The British capital is awash in Olympic ink – tattoo ink, that is.
At Olympic venues around London, competitors flaunt marks of blood, sweat, tears – and, hopefully, glory – on toned arms, hips and torsos.
But tattoos of the Olympic logo aren’t just for the world’s top athletes. Amateurs, performers at the opening ceremony and tourists as well have been inspired to get the Olympic spirit under their skin.
In the Olympic host city, tattoo parlours say they have been getting some extra business from athletes and people who are involved in the Games.
Many Olympians like to record their achievements or tell their life story through body art – and tattoos of the five rings are so common sometimes it seems that non-inked bodies are the minority.
The art is most visible on swimmers – Michael Phelps has the rings on his hip, and fellow Americans Ryan Lochte and Matthew Grevers both sport them on their biceps.
But the plain Olympic rings are the most popular choice for tourists and fans who want a permanent souvenir of their trip.
“They’re mainly Americans – there’s a hell of a lot of Americans in town,” said Darryl Gates, owner of Diamond Jacks, a Soho tattoo parlour.
Those considering getting an Olympic tattoo may want to stick to the simpler designs.

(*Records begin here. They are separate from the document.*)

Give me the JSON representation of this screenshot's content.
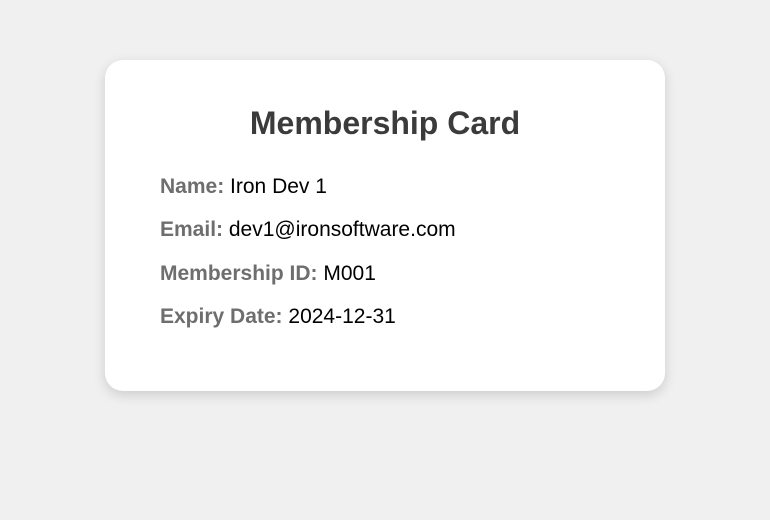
{
  "card": {
    "title": "Membership Card",
    "fields": {
      "name": {
        "label": "Name:",
        "value": "Iron Dev 1"
      },
      "email": {
        "label": "Email:",
        "value": "dev1@ironsoftware.com"
      },
      "membership_id": {
        "label": "Membership ID:",
        "value": "M001"
      },
      "expiry_date": {
        "label": "Expiry Date:",
        "value": "2024-12-31"
      }
    }
  }
}
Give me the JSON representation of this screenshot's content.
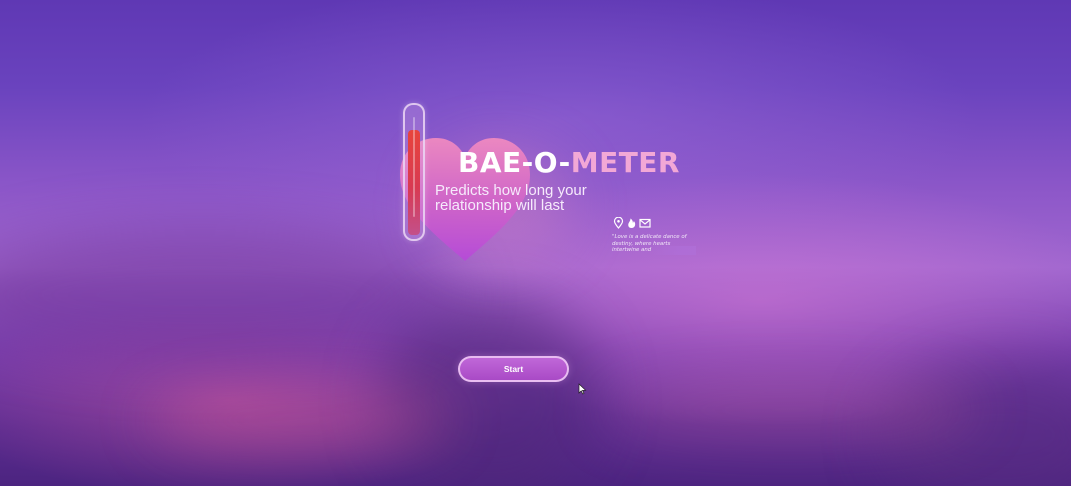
{
  "app": {
    "title_part1": "BAE-O-",
    "title_part2": "METER",
    "subtitle": "Predicts how long your relationship will last"
  },
  "meter": {
    "level": 0.86,
    "fill_color": "#e8443c"
  },
  "icons": [
    "location-pin-icon",
    "flame-icon",
    "envelope-icon"
  ],
  "quote": {
    "text": "\"Love is a delicate dance of destiny, where hearts intertwine and"
  },
  "start_button": {
    "label": "Start"
  },
  "colors": {
    "background_top": "#5f38b4",
    "background_mid": "#a067cf",
    "heart_top": "#f08ac0",
    "heart_bottom": "#b64ad8",
    "title_accent": "#f2a8d6",
    "button": "#b456cf"
  }
}
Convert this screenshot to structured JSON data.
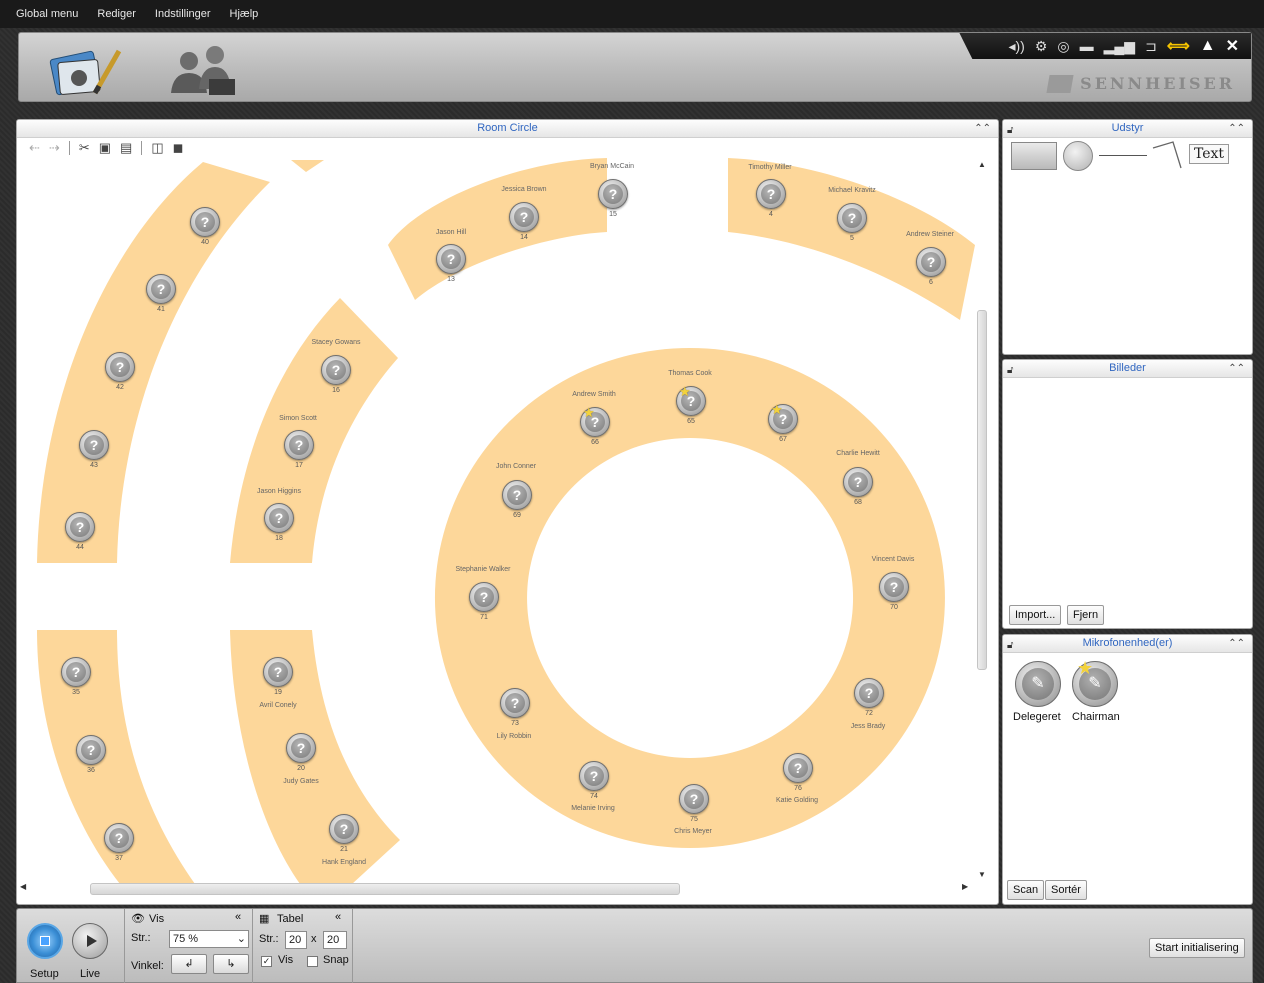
{
  "menu": [
    "Global menu",
    "Rediger",
    "Indstillinger",
    "Hjælp"
  ],
  "brand": "SENNHEISER",
  "room": {
    "title": "Room Circle",
    "seats": [
      {
        "num": "40",
        "name": ""
      },
      {
        "num": "41",
        "name": ""
      },
      {
        "num": "42",
        "name": ""
      },
      {
        "num": "43",
        "name": ""
      },
      {
        "num": "44",
        "name": ""
      },
      {
        "num": "13",
        "name": "Jason Hill"
      },
      {
        "num": "14",
        "name": "Jessica Brown"
      },
      {
        "num": "15",
        "name": "Bryan McCain"
      },
      {
        "num": "4",
        "name": "Timothy Miller"
      },
      {
        "num": "5",
        "name": "Michael Kravitz"
      },
      {
        "num": "6",
        "name": "Andrew Steiner"
      },
      {
        "num": "16",
        "name": "Stacey Gowans"
      },
      {
        "num": "17",
        "name": "Simon Scott"
      },
      {
        "num": "18",
        "name": "Jason Higgins"
      },
      {
        "num": "66",
        "name": "Andrew Smith"
      },
      {
        "num": "65",
        "name": "Thomas Cook"
      },
      {
        "num": "67",
        "name": ""
      },
      {
        "num": "68",
        "name": "Charlie Hewitt"
      },
      {
        "num": "69",
        "name": "John Conner"
      },
      {
        "num": "70",
        "name": "Vincent Davis"
      },
      {
        "num": "71",
        "name": "Stephanie Walker"
      },
      {
        "num": "72",
        "name": "Jess Brady"
      },
      {
        "num": "73",
        "name": "Lily Robbin"
      },
      {
        "num": "74",
        "name": "Melanie Irving"
      },
      {
        "num": "75",
        "name": "Chris Meyer"
      },
      {
        "num": "76",
        "name": "Katie Golding"
      },
      {
        "num": "35",
        "name": ""
      },
      {
        "num": "36",
        "name": ""
      },
      {
        "num": "37",
        "name": ""
      },
      {
        "num": "19",
        "name": "Avril Conely"
      },
      {
        "num": "20",
        "name": "Judy Gates"
      },
      {
        "num": "21",
        "name": "Hank England"
      }
    ]
  },
  "udstyr": {
    "title": "Udstyr",
    "text_tool": "Text"
  },
  "billeder": {
    "title": "Billeder",
    "import": "Import...",
    "remove": "Fjern"
  },
  "mikrofon": {
    "title": "Mikrofonenhed(er)",
    "delegate": "Delegeret",
    "chairman": "Chairman",
    "scan": "Scan",
    "sort": "Sortér"
  },
  "bottom": {
    "setup": "Setup",
    "live": "Live",
    "vis_title": "Vis",
    "size_label": "Str.:",
    "size_value": "75 %",
    "angle_label": "Vinkel:",
    "table_title": "Tabel",
    "table_size_label": "Str.:",
    "table_w": "20",
    "table_x": "x",
    "table_h": "20",
    "show_label": "Vis",
    "snap_label": "Snap",
    "start": "Start initialisering"
  },
  "colors": {
    "seat_band": "#fdd79a",
    "accent_title": "#3066c0"
  }
}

One American visitor picked a more elaborate one and it will make her remember the London Games but for all the wrong reasons.
Jerri Peterson wanted to commemorate her moment as an Olympic torchbearer, but her artist, based in Georgia, misspelt Olympic. Her body art reads “Oylmpic Torch Bearer” instead.
“I looked at it and I was so disappointed. I called my husband and he giggled a little bit,” Peterson, from Atlanta, told the BBC after she carried the torch through the English town of Derby. “Then I started laughing about it and I’ve laughed ever since.”
By Sylvia Huia